House Education and Employment Chairperson Rep. Chris Latvala spoke virtually Friday to discuss priority education legislation for the upcoming Session.
Hosted by the Consortium of Florida Education Foundations and the Florida Philanthropic Network, Latvala highlighted several bills involving school choice, reading and higher education.
Latvala highlighted HB 3, which would establish a reading initiative to deliver books to families for free in order to encourage reading among elementary school students. The bill was introduced by Rep. Dana Trabulsy.
The program, called the New Worlds Reading Initiative, would be Florida’s first statewide book distribution program, to provide at-home literacy support for students reading below grade level.
The House bill has already passed through its first committee hearing and has two more before it can be heard on the floor.
“It really is the first time in Florida’s history, where we will be sending books into the homes of struggling readers on a regular basis,” Latvala said. “And we will be partnering with school districts to identify those students.”
The bill came in conjunction with House Speaker Chris Sprowls‘ announcement of a state partnership with Reading IQ, a virtual program where students can access a digital library of more than 5,500 books. The program also has resources to support reading.
“The whole goal is for them to read 20 minutes a day,” Latvala said, adding that getting kids reading is “something that the Florida house is going full steam ahead on this year.”
Latvala also discussed a bill introduced by Sen. Manny Diaz that would simplify Florida’s education choice programs by merging five scholarship programs into two, while adding flexible spending options.
The bill, SB 48, would transfer students currently receiving scholarships through the Florida Tax Credit Scholarship Program and the Hope Scholarship program to the Family Empowerment Scholarship, which was signed into law in 2019, and sunset the 20-year-old tax credit scholarship.
“I suspect that the House will have a version of our school choice bill at some point,” he said. “It’s no secret that the Florida House supports school choice.”
The bill has already passed its first committee, and is scheduled to be heard at its second committee next Wednesday. If it passes, it will have one remaining committee before it can be heard by the Senate.
Higher education is another priority this year, especially apprenticeship programs. Several proposals this year will focus on such programs, including (SB 508/HB 175), which would connect high school and middle school students to job training programs, helping provide young people a pathway to the workforce that doesn’t go through college.
Latvala also brought up a proposal that would allow out-of-state college students to be eligible for in-state tuition rates if they have grandparents who are residents of Florida.

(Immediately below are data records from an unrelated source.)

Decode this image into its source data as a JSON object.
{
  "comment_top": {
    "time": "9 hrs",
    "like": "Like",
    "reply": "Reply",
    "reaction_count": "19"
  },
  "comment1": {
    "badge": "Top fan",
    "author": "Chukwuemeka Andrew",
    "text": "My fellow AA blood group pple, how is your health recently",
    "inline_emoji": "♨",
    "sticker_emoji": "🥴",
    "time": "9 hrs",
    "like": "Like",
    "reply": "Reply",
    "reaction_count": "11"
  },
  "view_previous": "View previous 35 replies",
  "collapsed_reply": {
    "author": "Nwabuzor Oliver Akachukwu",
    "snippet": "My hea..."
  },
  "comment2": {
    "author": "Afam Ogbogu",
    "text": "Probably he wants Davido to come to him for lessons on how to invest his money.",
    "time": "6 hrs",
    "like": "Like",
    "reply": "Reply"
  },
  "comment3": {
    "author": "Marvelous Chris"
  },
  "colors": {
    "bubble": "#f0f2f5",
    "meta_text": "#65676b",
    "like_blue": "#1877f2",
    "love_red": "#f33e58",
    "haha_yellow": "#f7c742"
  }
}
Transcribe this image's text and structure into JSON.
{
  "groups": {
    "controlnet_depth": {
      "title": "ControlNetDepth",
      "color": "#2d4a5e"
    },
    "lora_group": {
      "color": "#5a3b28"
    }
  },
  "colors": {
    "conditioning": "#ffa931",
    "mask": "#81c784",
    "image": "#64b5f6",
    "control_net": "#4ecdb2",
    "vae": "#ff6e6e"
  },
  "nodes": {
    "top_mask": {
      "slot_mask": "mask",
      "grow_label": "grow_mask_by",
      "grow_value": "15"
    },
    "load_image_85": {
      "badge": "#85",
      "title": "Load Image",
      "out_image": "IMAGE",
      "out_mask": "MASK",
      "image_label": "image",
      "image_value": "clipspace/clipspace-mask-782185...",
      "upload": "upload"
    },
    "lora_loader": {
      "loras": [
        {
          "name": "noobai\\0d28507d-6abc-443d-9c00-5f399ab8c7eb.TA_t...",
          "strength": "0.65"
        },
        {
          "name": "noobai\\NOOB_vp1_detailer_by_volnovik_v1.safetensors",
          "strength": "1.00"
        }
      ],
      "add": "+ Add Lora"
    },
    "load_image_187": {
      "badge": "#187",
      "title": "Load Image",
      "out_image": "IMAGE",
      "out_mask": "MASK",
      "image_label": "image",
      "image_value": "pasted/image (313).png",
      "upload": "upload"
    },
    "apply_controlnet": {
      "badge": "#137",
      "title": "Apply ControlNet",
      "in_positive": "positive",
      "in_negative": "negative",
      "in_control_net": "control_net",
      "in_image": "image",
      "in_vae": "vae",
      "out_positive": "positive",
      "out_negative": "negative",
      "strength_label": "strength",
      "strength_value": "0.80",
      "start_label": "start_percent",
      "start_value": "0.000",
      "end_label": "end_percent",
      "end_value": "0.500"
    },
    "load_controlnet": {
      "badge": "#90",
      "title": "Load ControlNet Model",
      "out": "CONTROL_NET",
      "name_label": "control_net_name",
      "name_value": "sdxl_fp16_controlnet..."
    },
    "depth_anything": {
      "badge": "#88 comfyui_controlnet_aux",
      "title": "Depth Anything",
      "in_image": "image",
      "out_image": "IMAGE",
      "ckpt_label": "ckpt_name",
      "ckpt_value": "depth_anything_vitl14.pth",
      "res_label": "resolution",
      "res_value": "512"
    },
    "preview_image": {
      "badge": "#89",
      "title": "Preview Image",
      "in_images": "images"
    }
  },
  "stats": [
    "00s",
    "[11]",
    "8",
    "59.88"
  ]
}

“There’s a few tuition priorities that we’re going to have — for instance, if you’re a high school student and you perform at a high level, and you have a grandparent who lives in Florida, you’ll be eligible for in state tuition,” Latvala said.